I was seven months pregnant, taking my evening stroll, when I spied the tiny, squirming ball of fur, its eyes still fused shut. How a baby mole got to the middle of my street I'll never know. I picked it up, wrapped it in a tissue, and carried it home.
Deep inside, a strange, reassuring glow began to emerge. I felt...nurturing. Maybe this meant I'd be a good mother after all. (Never mind that I returned the helpless creature to a hole in the yard that my husband pointed out belonged to a snake, who had surely devoured my "baby" for breakfast.) I'd been consumed by worries about how well I'd manage maternity. Here I was, soon to give birth, and I'd never so much as held an infant. I was a workaholic with a dry-clean-only wardrobe, the sort of person whom friends would vote Least Likely to Wear a Snugli.
Will I make a good mom? The question crosses many a woman's mind at some point in her life. Goodness knows, there are enough reasons for trepidation. Loss of control. Fear of sacrificing your own ambitions for your child. Fear of turning into your mother. Worries about how your relationship will change. Fear of realizing, too late, that you just aren't the type to be called "Mama."

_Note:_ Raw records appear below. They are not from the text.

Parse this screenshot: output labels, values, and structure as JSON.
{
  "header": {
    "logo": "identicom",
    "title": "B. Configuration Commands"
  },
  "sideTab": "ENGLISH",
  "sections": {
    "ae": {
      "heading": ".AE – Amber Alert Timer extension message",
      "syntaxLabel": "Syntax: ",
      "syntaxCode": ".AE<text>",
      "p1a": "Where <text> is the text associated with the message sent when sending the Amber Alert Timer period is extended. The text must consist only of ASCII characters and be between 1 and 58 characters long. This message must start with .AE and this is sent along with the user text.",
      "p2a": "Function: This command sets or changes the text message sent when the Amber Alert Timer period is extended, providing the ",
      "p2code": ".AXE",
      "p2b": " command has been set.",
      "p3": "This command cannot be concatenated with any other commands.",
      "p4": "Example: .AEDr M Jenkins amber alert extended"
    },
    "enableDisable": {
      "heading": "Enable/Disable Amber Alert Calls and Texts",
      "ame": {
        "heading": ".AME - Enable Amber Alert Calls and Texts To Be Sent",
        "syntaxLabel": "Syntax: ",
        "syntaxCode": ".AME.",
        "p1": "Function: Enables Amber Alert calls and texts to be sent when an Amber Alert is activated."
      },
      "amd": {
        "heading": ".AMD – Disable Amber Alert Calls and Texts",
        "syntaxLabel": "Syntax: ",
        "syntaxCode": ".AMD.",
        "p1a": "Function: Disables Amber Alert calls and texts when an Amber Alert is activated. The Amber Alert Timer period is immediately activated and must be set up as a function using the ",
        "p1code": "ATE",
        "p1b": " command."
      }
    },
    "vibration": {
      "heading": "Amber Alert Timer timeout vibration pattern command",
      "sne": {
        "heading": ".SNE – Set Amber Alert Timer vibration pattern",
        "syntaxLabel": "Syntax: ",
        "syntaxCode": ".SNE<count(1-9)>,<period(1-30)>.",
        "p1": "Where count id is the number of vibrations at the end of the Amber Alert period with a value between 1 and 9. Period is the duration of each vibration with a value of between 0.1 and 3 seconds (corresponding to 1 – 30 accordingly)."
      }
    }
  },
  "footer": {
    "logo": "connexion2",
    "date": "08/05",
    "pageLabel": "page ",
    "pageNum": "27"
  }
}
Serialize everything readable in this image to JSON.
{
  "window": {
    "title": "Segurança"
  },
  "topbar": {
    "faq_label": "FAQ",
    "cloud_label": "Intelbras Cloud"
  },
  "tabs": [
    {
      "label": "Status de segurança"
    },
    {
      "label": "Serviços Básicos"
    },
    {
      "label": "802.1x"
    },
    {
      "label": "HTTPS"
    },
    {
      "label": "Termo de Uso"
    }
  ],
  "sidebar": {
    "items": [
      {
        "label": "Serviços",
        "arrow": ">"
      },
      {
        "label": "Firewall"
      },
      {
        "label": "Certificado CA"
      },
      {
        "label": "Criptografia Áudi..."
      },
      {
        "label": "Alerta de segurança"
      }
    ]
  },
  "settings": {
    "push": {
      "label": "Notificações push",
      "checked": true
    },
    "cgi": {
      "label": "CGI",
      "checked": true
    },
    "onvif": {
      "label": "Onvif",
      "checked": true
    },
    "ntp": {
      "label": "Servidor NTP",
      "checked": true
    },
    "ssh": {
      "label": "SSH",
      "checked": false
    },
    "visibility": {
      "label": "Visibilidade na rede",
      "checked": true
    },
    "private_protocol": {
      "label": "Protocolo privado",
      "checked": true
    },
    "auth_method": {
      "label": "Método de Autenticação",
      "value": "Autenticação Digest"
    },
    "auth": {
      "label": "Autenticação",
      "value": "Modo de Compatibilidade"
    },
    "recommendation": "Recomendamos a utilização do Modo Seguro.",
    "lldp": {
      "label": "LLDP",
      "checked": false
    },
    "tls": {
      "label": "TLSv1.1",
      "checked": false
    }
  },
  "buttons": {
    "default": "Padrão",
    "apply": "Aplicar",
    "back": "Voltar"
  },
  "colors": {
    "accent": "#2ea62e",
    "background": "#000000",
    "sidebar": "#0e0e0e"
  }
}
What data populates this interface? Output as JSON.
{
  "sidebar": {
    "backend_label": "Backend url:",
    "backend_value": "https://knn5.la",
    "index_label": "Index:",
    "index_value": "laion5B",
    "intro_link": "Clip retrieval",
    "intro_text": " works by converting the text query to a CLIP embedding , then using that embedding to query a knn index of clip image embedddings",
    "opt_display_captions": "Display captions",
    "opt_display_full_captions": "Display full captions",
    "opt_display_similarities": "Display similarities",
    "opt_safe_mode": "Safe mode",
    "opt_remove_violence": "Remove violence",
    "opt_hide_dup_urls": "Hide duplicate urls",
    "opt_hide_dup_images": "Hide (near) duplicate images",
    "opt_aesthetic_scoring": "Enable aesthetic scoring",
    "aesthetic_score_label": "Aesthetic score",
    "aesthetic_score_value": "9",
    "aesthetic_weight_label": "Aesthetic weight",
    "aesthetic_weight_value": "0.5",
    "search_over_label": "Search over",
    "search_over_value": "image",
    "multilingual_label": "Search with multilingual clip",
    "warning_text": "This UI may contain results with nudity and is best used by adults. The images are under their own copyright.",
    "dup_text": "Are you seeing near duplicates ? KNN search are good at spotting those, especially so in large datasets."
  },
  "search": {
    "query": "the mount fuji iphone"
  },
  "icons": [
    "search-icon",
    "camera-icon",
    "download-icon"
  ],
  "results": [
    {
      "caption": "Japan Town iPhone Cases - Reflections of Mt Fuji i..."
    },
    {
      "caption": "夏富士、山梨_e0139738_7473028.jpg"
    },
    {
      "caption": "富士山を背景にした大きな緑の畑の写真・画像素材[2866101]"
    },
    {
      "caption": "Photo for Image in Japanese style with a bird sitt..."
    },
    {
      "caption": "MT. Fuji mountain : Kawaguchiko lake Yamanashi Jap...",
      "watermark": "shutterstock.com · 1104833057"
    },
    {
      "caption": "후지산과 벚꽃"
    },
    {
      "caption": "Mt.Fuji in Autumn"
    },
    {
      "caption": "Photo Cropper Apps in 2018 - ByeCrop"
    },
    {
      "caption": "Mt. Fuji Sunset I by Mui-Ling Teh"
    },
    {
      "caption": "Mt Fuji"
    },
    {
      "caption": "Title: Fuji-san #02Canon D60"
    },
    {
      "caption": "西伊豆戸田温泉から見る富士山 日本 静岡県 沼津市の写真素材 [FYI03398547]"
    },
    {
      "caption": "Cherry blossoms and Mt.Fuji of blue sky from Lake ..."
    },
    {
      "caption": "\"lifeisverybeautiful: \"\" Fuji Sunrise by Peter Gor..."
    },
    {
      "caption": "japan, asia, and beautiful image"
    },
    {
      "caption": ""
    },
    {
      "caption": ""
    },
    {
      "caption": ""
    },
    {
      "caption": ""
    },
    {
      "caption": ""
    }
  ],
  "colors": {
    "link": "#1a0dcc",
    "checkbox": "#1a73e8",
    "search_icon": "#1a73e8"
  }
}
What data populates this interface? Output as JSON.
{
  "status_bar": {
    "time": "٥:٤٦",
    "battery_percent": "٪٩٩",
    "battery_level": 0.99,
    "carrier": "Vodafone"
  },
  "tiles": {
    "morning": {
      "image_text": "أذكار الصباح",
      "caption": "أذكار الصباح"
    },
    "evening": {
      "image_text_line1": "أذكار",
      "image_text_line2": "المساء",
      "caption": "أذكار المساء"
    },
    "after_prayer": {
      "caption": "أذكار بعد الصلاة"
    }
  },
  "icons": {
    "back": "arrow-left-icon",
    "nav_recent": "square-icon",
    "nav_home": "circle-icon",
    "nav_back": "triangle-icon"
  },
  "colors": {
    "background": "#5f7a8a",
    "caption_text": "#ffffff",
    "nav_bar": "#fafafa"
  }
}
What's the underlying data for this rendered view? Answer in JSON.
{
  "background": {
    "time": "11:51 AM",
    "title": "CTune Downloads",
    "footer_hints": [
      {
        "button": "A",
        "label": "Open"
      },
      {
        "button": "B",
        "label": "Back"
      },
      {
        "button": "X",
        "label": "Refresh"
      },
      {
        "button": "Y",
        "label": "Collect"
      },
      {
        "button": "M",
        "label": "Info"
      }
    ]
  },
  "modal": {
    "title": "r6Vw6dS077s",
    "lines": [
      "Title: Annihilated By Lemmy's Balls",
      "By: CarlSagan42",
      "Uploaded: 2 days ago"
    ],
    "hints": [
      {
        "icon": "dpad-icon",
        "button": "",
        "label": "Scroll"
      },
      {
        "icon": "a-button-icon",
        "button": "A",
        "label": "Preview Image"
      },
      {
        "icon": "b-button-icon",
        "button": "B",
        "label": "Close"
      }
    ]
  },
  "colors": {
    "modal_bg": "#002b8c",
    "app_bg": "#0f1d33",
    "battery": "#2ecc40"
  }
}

It's easy for your imagination to run amok. You can't peek into a crystal ball to see whether you're cut out for the job. Your life, however, is rife with clues. Here, how to read them --whether you've just given birth or are waiting for your first baby.